For many people living in Miami, seeking to obtain legal residency in the United States, the chosen path is via a green card. Unfortunately, as we have discussed in previous posts, the length of time it takes to secure a green card is quite long. This means that in some situations where young people have sought to immigrate under green card applications submitted by their parents, upon turning 21, the children lost their priority date. Those individuals then needed to reapply for green cards independently which effectively sent them to the back of the line.
As you can imagine, many have taken issue with this process and the matter was taken to the courts to work through. Earlier this week, the 9th Circuit Court of Appeals issued a ruling on the matter. It determined that the aging out of children upon turning 21 by the United States Citizen and Immigration Services was not correct.
In support of its decision, it determined that the Child Status Protection Act that was passed in 2002 intended to assist young people in this situation. More specifically, the court found that the act "unambiguously grants automatic conversion and priority date retention to aged-out derivative beneficiaries."
As a result of the courts' 6-5 decision, the original green card application date for those who have turned 21 while waiting for their parent's application to be approved, will be used, not the much later date that came into being when they were forced to reapply.
Green cards are only one way in which a person from another country can seek legal residency in the U.S. Immigration attorneys can help identify other options for those interested.
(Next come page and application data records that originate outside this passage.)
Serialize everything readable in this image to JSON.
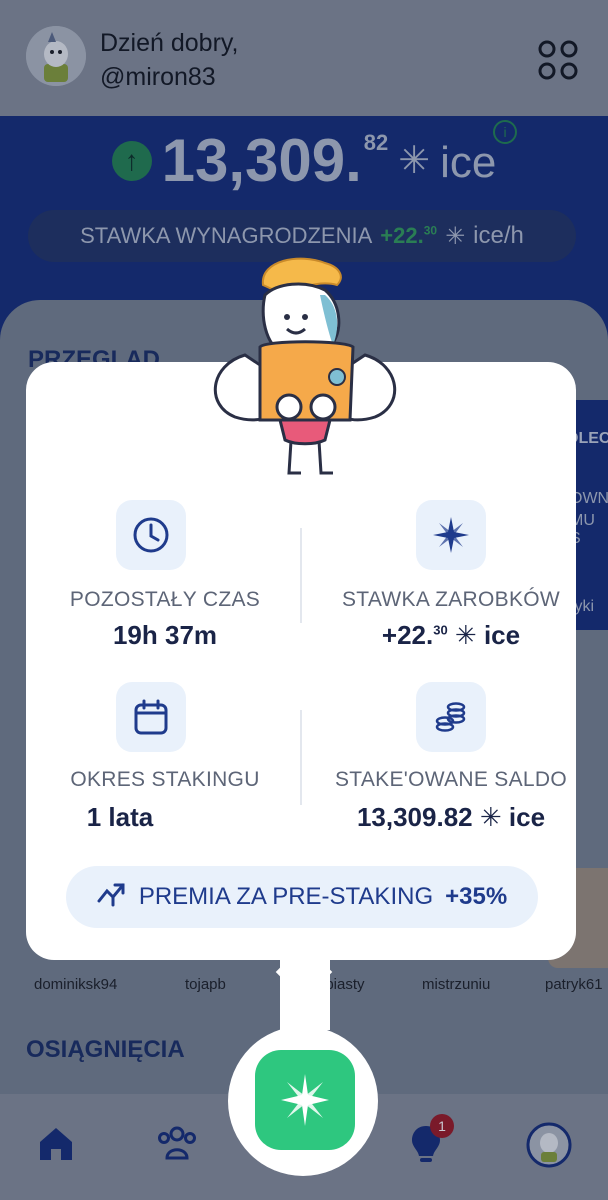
{
  "header": {
    "greeting": "Dzień dobry,",
    "username": "@miron83"
  },
  "balance": {
    "main": "13,309.",
    "decimals": "82",
    "unit": "ice",
    "star": "✳"
  },
  "rate_pill": {
    "label": "STAWKA WYNAGRODZENIA",
    "value": "+22.",
    "decimals": "30",
    "unit": "ice/h"
  },
  "sections": {
    "overview": "PRZEGLĄD",
    "achievements": "OSIĄGNIĘCIA"
  },
  "right_card_texts": [
    "OLEC",
    "OWN",
    "MU S",
    "tyki"
  ],
  "users": [
    "dominiksk94",
    "tojapb",
    "erbiasty",
    "mistrzuniu",
    "patryk61"
  ],
  "popup": {
    "stats": [
      {
        "label": "POZOSTAŁY CZAS",
        "value": "19h 37m",
        "icon": "clock-icon"
      },
      {
        "label": "STAWKA ZAROBKÓW",
        "value": "+22.",
        "decimals": "30",
        "unit": "ice",
        "icon": "ice-star-icon"
      },
      {
        "label": "OKRES STAKINGU",
        "value": "1 lata",
        "icon": "calendar-icon"
      },
      {
        "label": "STAKE'OWANE SALDO",
        "value": "13,309.82",
        "unit": "ice",
        "icon": "coins-icon"
      }
    ],
    "bonus_label": "PREMIA ZA PRE-STAKING",
    "bonus_value": "+35%"
  },
  "nav": {
    "badge_count": "1"
  },
  "colors": {
    "accent_blue": "#1f3b8c",
    "accent_green": "#2ec77f",
    "brand_navy": "#1a2447"
  }
}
Source: Fox News, "Green Card Applications Fast Tracked for Children," Sept.7, 2012